VARGAS: Yes. While Congress gets its act together, what we can do now is ensure that cities and states can provide the resource, to ensure many

people like Gratis (ph), people like Marlon (ph) and Dunya (ph), to ensure that they have legal representation to understand their cases.

Just this past week I had a two -- a couple who came from El Salvador and I had to help them really bring their court case from Texas all the way to

New York City, and now working with them to ensure that they find proper representation to help them with their asylum cases.

So, the losses are obviously convoluted but at least the states can provide legal representation. The City of New York has invested incredible

resources to ensure that we are allocating millions of dollars to ensure that these families have legal representations.

And of course, mental health services. Many of these children are suffering trauma like no other. And American Association of Pediatrics

have said that this is pretty government sanctions abuse. Immigration Customs Enforcement continues to separate families and we're going to have

a conversation, how do we abolish ICE and city councilman Carlos Menchaca and other leaders across the country are having the conversation, how

cities can act while the Federal Government fails to act.

AMANPOUR: So, let's just finally, you know, wrap this up. You use a very sort of shocking term, government sanctions abused on these children. I

mean, it puts it in dark relief, really, of what's happening to these children. But what do you say to the people who say, "Yes, we hate to see

these families ripped apart but we cannot have our border, you know, bust open by illegal immigration and if parents want to do this with their

children, well then, they know the risks"?

VARGAS: No. No questions that people obviously have concerns. And reasonable people can disagree, no question about that. But when we're

talking about immigration, we're not just talking about a problem here of people coming into the country and really settling down.

This is a bigger problem that we need to start talking about, about international policies of U.S., European policies, whether it's trade,

whether it's economic, we want to make sure that we address the intervention of the U.S. and European powers into places like Africa, the

Middle East, Central America. South America where the CIA has literally shown that they're intervening, assassinating leaders just to stabilize the

nations in South America, Central America (ph).

These are the root causes of immigration. No one wants to go through a dangerous journey just to come to the U.S. People want to live their

lives. And until we address that. We need to ensure that we can work on that so we can be better neighbors, all of us can be better neighbors. The

U.S. can be a better neighbor in North America, South American and Central American. And Europe could be a better neighbor to Africa, the Middle East

and Eastern Europe. That's what we need to do.

And we need address our foreign interventions by the U.S. and Europe to ensure that we address this root causes of the problems of family


Cesar Vargas, thank you so much for joining us.

And that is it for our program.
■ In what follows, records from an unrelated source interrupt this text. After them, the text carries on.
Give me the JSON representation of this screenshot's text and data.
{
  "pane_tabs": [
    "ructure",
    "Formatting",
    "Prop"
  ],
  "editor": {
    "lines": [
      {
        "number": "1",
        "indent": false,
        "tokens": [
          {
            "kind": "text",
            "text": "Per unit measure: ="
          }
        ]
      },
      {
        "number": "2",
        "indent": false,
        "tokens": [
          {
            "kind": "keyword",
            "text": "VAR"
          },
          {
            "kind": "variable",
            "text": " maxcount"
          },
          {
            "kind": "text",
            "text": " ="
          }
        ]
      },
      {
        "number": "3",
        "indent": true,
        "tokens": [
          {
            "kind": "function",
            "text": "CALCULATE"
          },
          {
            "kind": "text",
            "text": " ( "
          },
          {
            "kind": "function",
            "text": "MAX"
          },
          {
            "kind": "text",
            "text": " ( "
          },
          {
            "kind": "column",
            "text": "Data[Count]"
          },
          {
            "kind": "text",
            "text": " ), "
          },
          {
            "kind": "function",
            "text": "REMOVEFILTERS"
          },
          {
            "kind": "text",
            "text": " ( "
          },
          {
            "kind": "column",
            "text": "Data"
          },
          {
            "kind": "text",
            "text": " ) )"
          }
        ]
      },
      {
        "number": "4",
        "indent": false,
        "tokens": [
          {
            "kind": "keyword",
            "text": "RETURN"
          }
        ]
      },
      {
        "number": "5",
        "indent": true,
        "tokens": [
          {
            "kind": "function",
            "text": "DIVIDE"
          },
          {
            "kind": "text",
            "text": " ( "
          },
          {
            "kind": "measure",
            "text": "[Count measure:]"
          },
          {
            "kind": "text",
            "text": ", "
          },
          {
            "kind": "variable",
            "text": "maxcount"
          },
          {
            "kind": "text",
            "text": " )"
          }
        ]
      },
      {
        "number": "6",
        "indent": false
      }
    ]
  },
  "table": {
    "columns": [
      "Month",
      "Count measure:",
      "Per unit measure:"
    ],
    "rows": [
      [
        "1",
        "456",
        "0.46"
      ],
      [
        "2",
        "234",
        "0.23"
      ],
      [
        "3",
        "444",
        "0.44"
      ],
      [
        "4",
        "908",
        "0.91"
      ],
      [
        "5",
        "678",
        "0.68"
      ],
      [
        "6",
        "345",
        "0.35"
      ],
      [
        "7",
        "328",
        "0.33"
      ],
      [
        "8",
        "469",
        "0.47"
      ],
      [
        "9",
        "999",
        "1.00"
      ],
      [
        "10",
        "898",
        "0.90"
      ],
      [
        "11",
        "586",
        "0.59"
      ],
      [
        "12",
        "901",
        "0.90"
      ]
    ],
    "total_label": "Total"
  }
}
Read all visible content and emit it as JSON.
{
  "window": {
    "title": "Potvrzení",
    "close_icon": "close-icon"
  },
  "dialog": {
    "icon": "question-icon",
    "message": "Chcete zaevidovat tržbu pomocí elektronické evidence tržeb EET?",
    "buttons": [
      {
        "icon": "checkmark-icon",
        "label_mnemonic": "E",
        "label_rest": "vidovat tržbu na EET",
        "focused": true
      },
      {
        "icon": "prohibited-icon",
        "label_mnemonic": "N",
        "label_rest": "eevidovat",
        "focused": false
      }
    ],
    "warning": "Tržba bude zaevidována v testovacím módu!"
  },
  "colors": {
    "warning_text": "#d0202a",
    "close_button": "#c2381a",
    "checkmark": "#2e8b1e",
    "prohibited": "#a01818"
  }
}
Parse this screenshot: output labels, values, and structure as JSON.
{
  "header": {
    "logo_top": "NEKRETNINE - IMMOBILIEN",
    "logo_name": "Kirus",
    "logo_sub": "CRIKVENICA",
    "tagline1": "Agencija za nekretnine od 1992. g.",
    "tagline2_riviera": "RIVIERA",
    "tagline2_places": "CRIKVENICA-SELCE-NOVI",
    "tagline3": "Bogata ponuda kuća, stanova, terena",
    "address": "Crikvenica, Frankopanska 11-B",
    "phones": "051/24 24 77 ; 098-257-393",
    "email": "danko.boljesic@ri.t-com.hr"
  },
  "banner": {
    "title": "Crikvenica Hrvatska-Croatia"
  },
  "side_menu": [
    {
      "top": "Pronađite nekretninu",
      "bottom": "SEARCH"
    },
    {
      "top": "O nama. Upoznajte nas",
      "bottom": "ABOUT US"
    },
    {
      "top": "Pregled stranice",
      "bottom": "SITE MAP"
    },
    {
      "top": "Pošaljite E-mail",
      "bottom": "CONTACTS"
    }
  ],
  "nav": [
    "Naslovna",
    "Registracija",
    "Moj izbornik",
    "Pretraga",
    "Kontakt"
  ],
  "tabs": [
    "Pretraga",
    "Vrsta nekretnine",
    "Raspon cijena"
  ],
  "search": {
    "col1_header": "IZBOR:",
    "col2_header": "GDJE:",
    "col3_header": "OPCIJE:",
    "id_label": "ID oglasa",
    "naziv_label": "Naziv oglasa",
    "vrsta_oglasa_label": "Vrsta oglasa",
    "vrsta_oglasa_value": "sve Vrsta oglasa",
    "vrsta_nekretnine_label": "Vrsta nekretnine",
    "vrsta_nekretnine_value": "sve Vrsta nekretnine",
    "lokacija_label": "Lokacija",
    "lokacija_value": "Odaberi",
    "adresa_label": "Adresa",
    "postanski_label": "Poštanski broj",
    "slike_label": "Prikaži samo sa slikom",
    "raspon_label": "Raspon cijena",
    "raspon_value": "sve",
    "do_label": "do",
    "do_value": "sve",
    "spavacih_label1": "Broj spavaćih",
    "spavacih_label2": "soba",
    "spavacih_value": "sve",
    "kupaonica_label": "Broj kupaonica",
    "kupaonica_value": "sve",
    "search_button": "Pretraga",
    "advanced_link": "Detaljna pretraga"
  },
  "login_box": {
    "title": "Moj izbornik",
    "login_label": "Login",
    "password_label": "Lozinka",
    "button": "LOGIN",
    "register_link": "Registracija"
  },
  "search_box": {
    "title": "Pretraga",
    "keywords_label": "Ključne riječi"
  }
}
Remember, you can always listen to our podcast, see us online at and follow me on Facebook and


Thanks for watching and goodbye from New York.